But if they don’t listen, I promise that there’s no single institution that will open next year as long as the poor will be kept outside those gates through those measures," Dlanjwa said.
Reactions to NSFAS pass mark rumours
"Mxm this man doesn't have matric bt he talk abt 75% kanjani."
"Nothing good ever comes from this man, he is an enemy to the students of this country."
"Who is the misleader?"
Nah boet, we all dont like him but has a PhD ... we should at least respect that."
Student bodies say NSFAS 75% pass of modules required for further funding is anti-poor
Briefly News previously reported on various student organisations are taking a stand against the new guidelines set in place by the National Student Financial Aid Scheme (NSFAS).
The Student Representative Council(SRC) at the University of Witwatersrand has joined the SA Union of Students (SAUS) in rejecting the NSFAS proposal that will require students to pass 75% of their modules if they want to be funded by the organisation for their next year of study.

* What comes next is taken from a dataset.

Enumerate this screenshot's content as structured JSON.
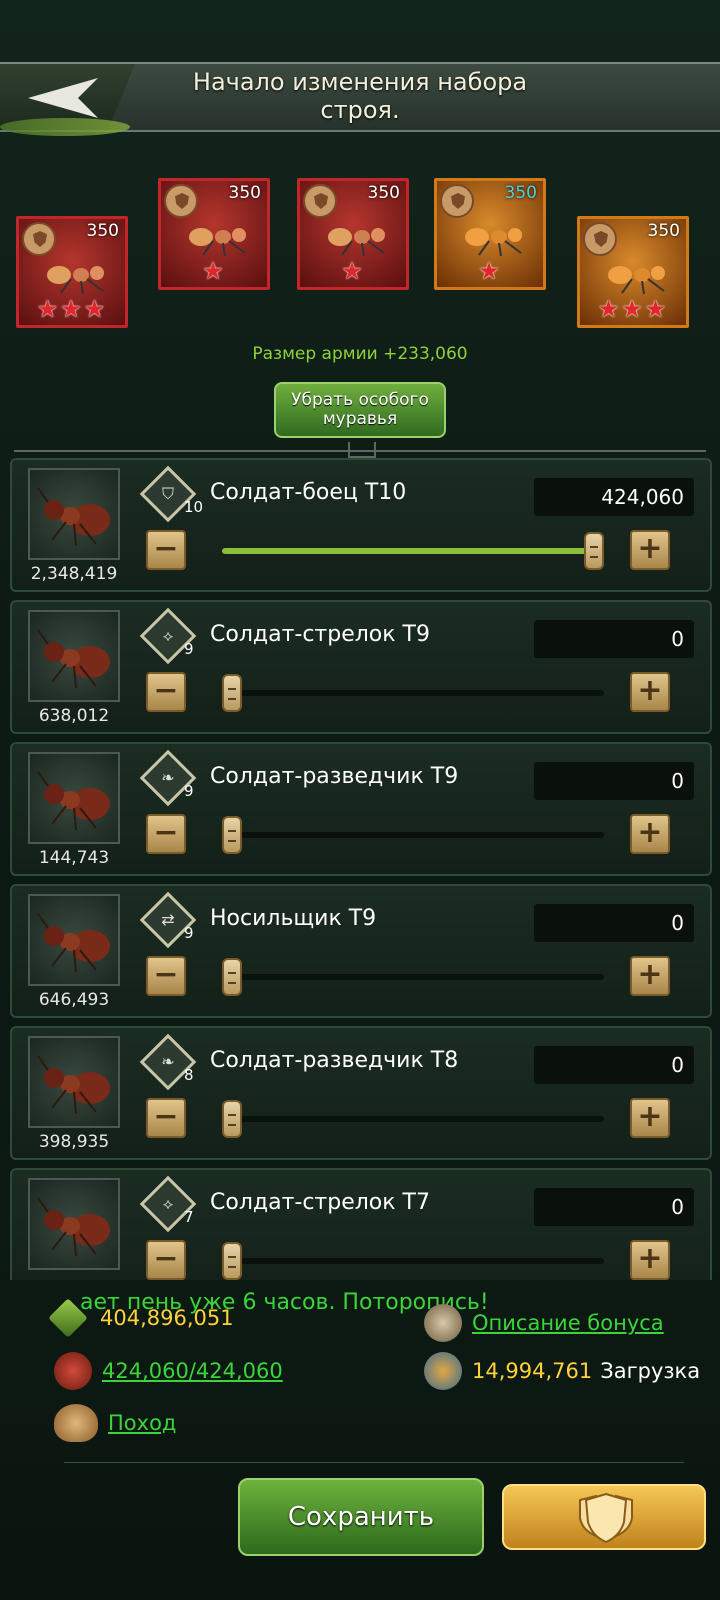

In previous years, students were required to only pass 50% of their modules for them to continue being funded. In addition to the 75% pass requirement, NSFAS plans to cap accommodation allowances for students, a concern that has been raised by students.